>>>>
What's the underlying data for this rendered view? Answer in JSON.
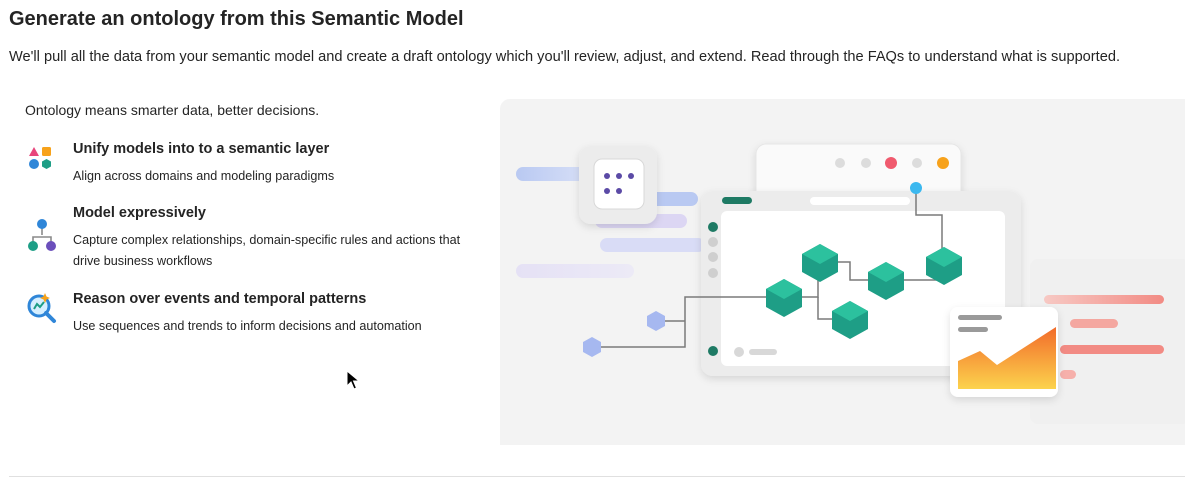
{
  "header": {
    "title": "Generate an ontology from this Semantic Model",
    "description": "We'll pull all the data from your semantic model and create a draft ontology which you'll review, adjust, and extend. Read through the FAQs to understand what is supported."
  },
  "intro": "Ontology means smarter data, better decisions.",
  "features": [
    {
      "title": "Unify models into to a semantic layer",
      "description": "Align across domains and modeling paradigms",
      "icon": "shapes-icon"
    },
    {
      "title": "Model expressively",
      "description": "Capture complex relationships, domain-specific rules and actions that drive business workflows",
      "icon": "hierarchy-icon"
    },
    {
      "title": "Reason over events and temporal patterns",
      "description": "Use sequences and trends to inform decisions and automation",
      "icon": "search-sparkle-icon"
    }
  ],
  "colors": {
    "accent_teal": "#1e9e86",
    "accent_purple": "#6b4fbb",
    "accent_blue": "#3b8fd9",
    "accent_orange": "#f7a21b",
    "accent_red": "#f05a6e"
  }
}
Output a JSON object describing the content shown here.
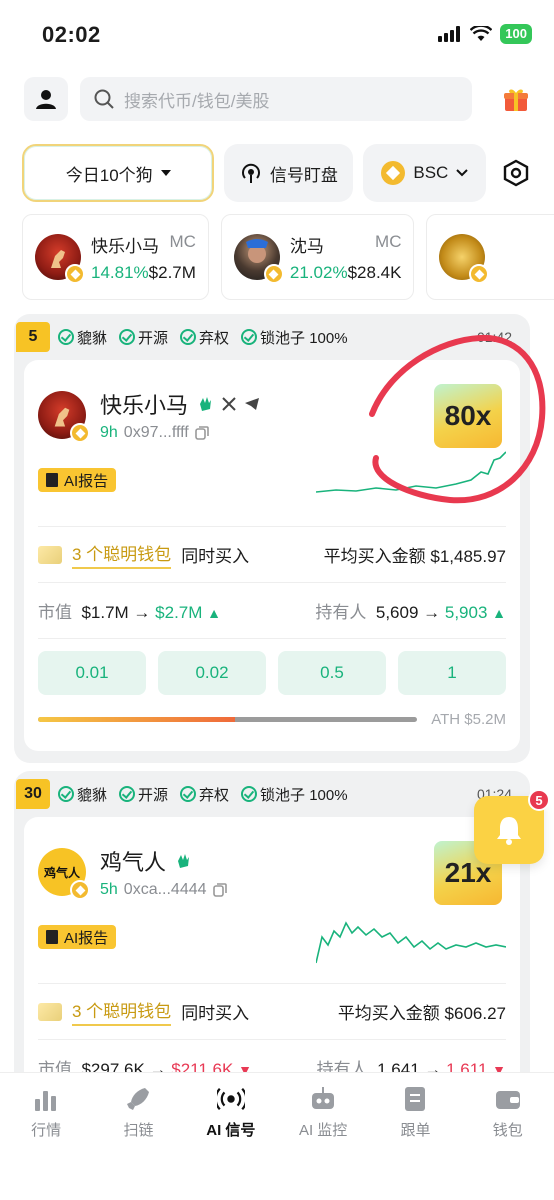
{
  "status_bar": {
    "time": "02:02",
    "battery": "100"
  },
  "search": {
    "placeholder": "搜索代币/钱包/美股"
  },
  "filters": {
    "dogs": "今日10个狗",
    "signal": "信号盯盘",
    "chain": "BSC"
  },
  "tickers": [
    {
      "name": "快乐小马",
      "mc_label": "MC",
      "change": "14.81%",
      "mc": "$2.7M"
    },
    {
      "name": "沈马",
      "mc_label": "MC",
      "change": "21.02%",
      "mc": "$28.4K"
    }
  ],
  "cards": [
    {
      "rank": "5",
      "tags": [
        "貔貅",
        "开源",
        "弃权",
        "锁池子 100%"
      ],
      "timer": "01:42",
      "name": "快乐小马",
      "age": "9h",
      "address": "0x97...ffff",
      "multiplier": "80x",
      "ai_label": "AI报告",
      "smart_count": "3 个聪明钱包",
      "smart_suffix": "同时买入",
      "avg_label": "平均买入金额",
      "avg_value": "$1,485.97",
      "mc_label": "市值",
      "mc_from": "$1.7M",
      "mc_to": "$2.7M",
      "holders_label": "持有人",
      "holders_from": "5,609",
      "holders_to": "5,903",
      "amounts": [
        "0.01",
        "0.02",
        "0.5",
        "1"
      ],
      "ath": "ATH $5.2M",
      "ath_progress": 0.52
    },
    {
      "rank": "30",
      "tags": [
        "貔貅",
        "开源",
        "弃权",
        "锁池子 100%"
      ],
      "timer": "01:24",
      "name": "鸡气人",
      "avatar_text": "鸡气人",
      "age": "5h",
      "address": "0xca...4444",
      "multiplier": "21x",
      "ai_label": "AI报告",
      "smart_count": "3 个聪明钱包",
      "smart_suffix": "同时买入",
      "avg_label": "平均买入金额",
      "avg_value": "$606.27",
      "mc_label": "市值",
      "mc_from": "$297.6K",
      "mc_to": "$211.6K",
      "holders_label": "持有人",
      "holders_from": "1,641",
      "holders_to": "1,611"
    }
  ],
  "notification_count": "5",
  "nav": [
    {
      "label": "行情",
      "icon": "bar-chart-icon"
    },
    {
      "label": "扫链",
      "icon": "rocket-icon"
    },
    {
      "label": "AI 信号",
      "icon": "broadcast-icon"
    },
    {
      "label": "AI 监控",
      "icon": "robot-icon"
    },
    {
      "label": "跟单",
      "icon": "document-icon"
    },
    {
      "label": "钱包",
      "icon": "wallet-icon"
    }
  ],
  "colors": {
    "accent_green": "#19b37c",
    "accent_red": "#e83a55",
    "brand_yellow": "#f7c325",
    "annotation_red": "#e8394f"
  }
}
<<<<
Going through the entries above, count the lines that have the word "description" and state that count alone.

4